Polling is Bunk
Commentary's John Podhoretz gives polling a well-deserved dose of concern trolling:
The key hidden fact is that fewer than one in 10 respond to those who try to poll them.
People who screen their calls, hang up on people they don’t know or end the survey because they don’t have time to take it make up more than 90 percent of those phoned by pollsters.
Then there are issues with cellphone users and those who communicate pretty much solely by texts and e-mail, and the like.
All we can be sure of, in the words of the peerless Internet humorist Iowahawk, “political poll results accurately reflect the opinions of the weirdo 9 percent who agree to participate in political polls.”
What yesterday proved is that all bets are off. We’re judging the state of this contest with junk data, and we need to stop. Until pollsters can figure out how to avoid all these crazy mood swings and white noise, they should be put on political and pundit probation.

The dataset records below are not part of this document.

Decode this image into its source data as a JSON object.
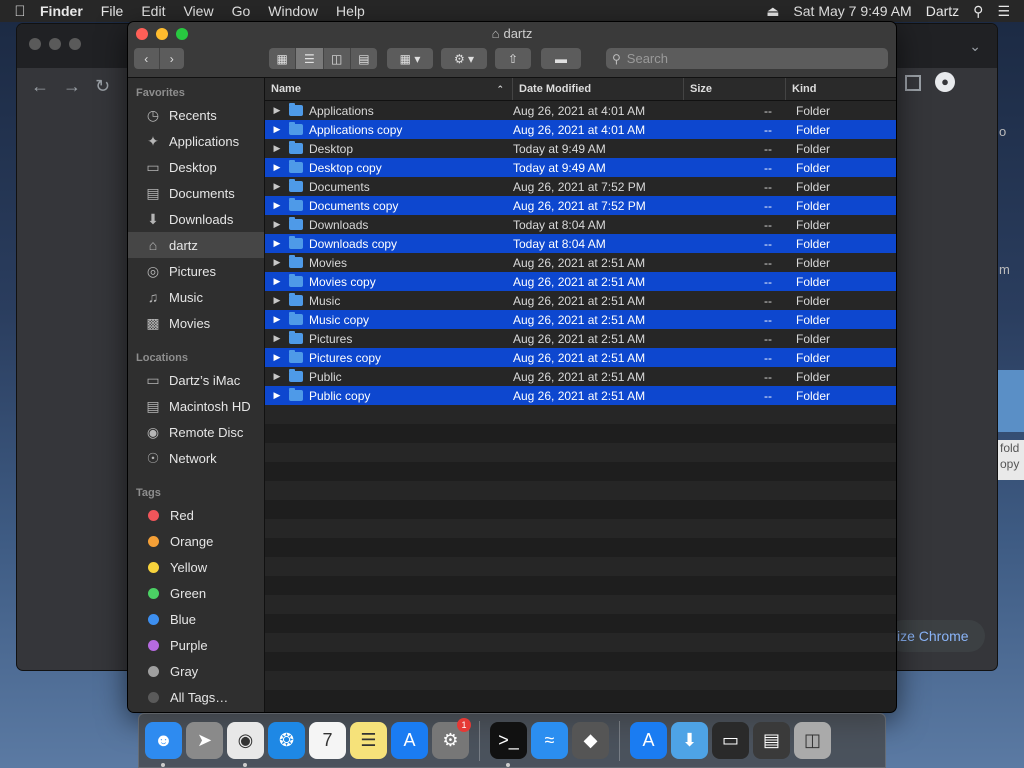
{
  "menubar": {
    "apple": "",
    "items": [
      "Finder",
      "File",
      "Edit",
      "View",
      "Go",
      "Window",
      "Help"
    ],
    "datetime": "Sat May 7  9:49 AM",
    "user": "Dartz"
  },
  "chrome": {
    "customize_label": "ize Chrome",
    "fragment_1": "o",
    "fragment_2": "m",
    "fragment_3": "fold",
    "fragment_4": "opy"
  },
  "finder": {
    "title": "dartz",
    "search_placeholder": "Search",
    "sidebar": {
      "favorites_label": "Favorites",
      "favorites": [
        {
          "label": "Recents",
          "icon": "clock-icon"
        },
        {
          "label": "Applications",
          "icon": "applications-icon"
        },
        {
          "label": "Desktop",
          "icon": "desktop-icon"
        },
        {
          "label": "Documents",
          "icon": "documents-icon"
        },
        {
          "label": "Downloads",
          "icon": "downloads-icon"
        },
        {
          "label": "dartz",
          "icon": "home-icon"
        },
        {
          "label": "Pictures",
          "icon": "camera-icon"
        },
        {
          "label": "Music",
          "icon": "music-note-icon"
        },
        {
          "label": "Movies",
          "icon": "film-icon"
        }
      ],
      "locations_label": "Locations",
      "locations": [
        {
          "label": "Dartz’s iMac",
          "icon": "imac-icon"
        },
        {
          "label": "Macintosh HD",
          "icon": "disk-icon"
        },
        {
          "label": "Remote Disc",
          "icon": "disc-icon"
        },
        {
          "label": "Network",
          "icon": "globe-icon"
        }
      ],
      "tags_label": "Tags",
      "tags": [
        {
          "label": "Red",
          "color": "#f0555a"
        },
        {
          "label": "Orange",
          "color": "#f5a037"
        },
        {
          "label": "Yellow",
          "color": "#f7d33c"
        },
        {
          "label": "Green",
          "color": "#4bd164"
        },
        {
          "label": "Blue",
          "color": "#3d8ff0"
        },
        {
          "label": "Purple",
          "color": "#b66ae0"
        },
        {
          "label": "Gray",
          "color": "#a0a0a0"
        },
        {
          "label": "All Tags…",
          "color": "#5a5a5a"
        }
      ]
    },
    "columns": {
      "name": "Name",
      "date": "Date Modified",
      "size": "Size",
      "kind": "Kind"
    },
    "rows": [
      {
        "name": "Applications",
        "date": "Aug 26, 2021 at 4:01 AM",
        "size": "--",
        "kind": "Folder",
        "selected": false
      },
      {
        "name": "Applications copy",
        "date": "Aug 26, 2021 at 4:01 AM",
        "size": "--",
        "kind": "Folder",
        "selected": true
      },
      {
        "name": "Desktop",
        "date": "Today at 9:49 AM",
        "size": "--",
        "kind": "Folder",
        "selected": false
      },
      {
        "name": "Desktop copy",
        "date": "Today at 9:49 AM",
        "size": "--",
        "kind": "Folder",
        "selected": true
      },
      {
        "name": "Documents",
        "date": "Aug 26, 2021 at 7:52 PM",
        "size": "--",
        "kind": "Folder",
        "selected": false
      },
      {
        "name": "Documents copy",
        "date": "Aug 26, 2021 at 7:52 PM",
        "size": "--",
        "kind": "Folder",
        "selected": true
      },
      {
        "name": "Downloads",
        "date": "Today at 8:04 AM",
        "size": "--",
        "kind": "Folder",
        "selected": false
      },
      {
        "name": "Downloads copy",
        "date": "Today at 8:04 AM",
        "size": "--",
        "kind": "Folder",
        "selected": true
      },
      {
        "name": "Movies",
        "date": "Aug 26, 2021 at 2:51 AM",
        "size": "--",
        "kind": "Folder",
        "selected": false
      },
      {
        "name": "Movies copy",
        "date": "Aug 26, 2021 at 2:51 AM",
        "size": "--",
        "kind": "Folder",
        "selected": true
      },
      {
        "name": "Music",
        "date": "Aug 26, 2021 at 2:51 AM",
        "size": "--",
        "kind": "Folder",
        "selected": false
      },
      {
        "name": "Music copy",
        "date": "Aug 26, 2021 at 2:51 AM",
        "size": "--",
        "kind": "Folder",
        "selected": true
      },
      {
        "name": "Pictures",
        "date": "Aug 26, 2021 at 2:51 AM",
        "size": "--",
        "kind": "Folder",
        "selected": false
      },
      {
        "name": "Pictures copy",
        "date": "Aug 26, 2021 at 2:51 AM",
        "size": "--",
        "kind": "Folder",
        "selected": true
      },
      {
        "name": "Public",
        "date": "Aug 26, 2021 at 2:51 AM",
        "size": "--",
        "kind": "Folder",
        "selected": false
      },
      {
        "name": "Public copy",
        "date": "Aug 26, 2021 at 2:51 AM",
        "size": "--",
        "kind": "Folder",
        "selected": true
      }
    ]
  },
  "dock": {
    "apps": [
      {
        "name": "finder",
        "icon": "finder-icon",
        "bg": "#2e8bf0",
        "running": true
      },
      {
        "name": "launchpad",
        "icon": "rocket-icon",
        "bg": "#8a8a8a",
        "running": false
      },
      {
        "name": "chrome",
        "icon": "chrome-icon",
        "bg": "#e8e8e8",
        "running": true
      },
      {
        "name": "safari",
        "icon": "compass-icon",
        "bg": "#1e88e5",
        "running": false
      },
      {
        "name": "calendar",
        "icon": "calendar-icon",
        "bg": "#f5f5f5",
        "running": false
      },
      {
        "name": "notes",
        "icon": "notes-icon",
        "bg": "#f6e27a",
        "running": false
      },
      {
        "name": "app-store",
        "icon": "app-store-icon",
        "bg": "#1a7cf2",
        "running": false
      },
      {
        "name": "system-preferences",
        "icon": "gear-icon",
        "bg": "#777",
        "running": false,
        "badge": "1"
      },
      {
        "name": "terminal",
        "icon": "terminal-icon",
        "bg": "#111",
        "running": true
      },
      {
        "name": "wireless-diagnostics",
        "icon": "wifi-icon",
        "bg": "#2b8ef0",
        "running": false
      },
      {
        "name": "utility",
        "icon": "claw-icon",
        "bg": "#555",
        "running": false
      },
      {
        "name": "app-store-2",
        "icon": "app-store-icon",
        "bg": "#1a7cf2",
        "running": false
      },
      {
        "name": "downloads-folder",
        "icon": "folder-download-icon",
        "bg": "#4ea3e6",
        "running": false
      },
      {
        "name": "chrome-window",
        "icon": "window-icon",
        "bg": "#2a2a2a",
        "running": false
      },
      {
        "name": "stack",
        "icon": "stack-icon",
        "bg": "#3a3a3a",
        "running": false
      },
      {
        "name": "trash",
        "icon": "trash-icon",
        "bg": "#aaa",
        "running": false
      }
    ]
  }
}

Let's put it this way. I worked for Gallup for a summer in college. On a purely anecdoctal basis (one influenced by thousands of phone conversations) most of the people who agreed to take the tracking poll were either: 1) very lonely, sad souls; or 2) very motivated, opinionistic voters. To further pile on, the tracking poll was about 20 minutes long. If you didn't complete the entire thing, it didn't count.
So yes, I'm on board with J-Pod. Polling is bunk.
And when Master of the Polls Nate Silver describes current polling as "volatile," might be best for people to chill.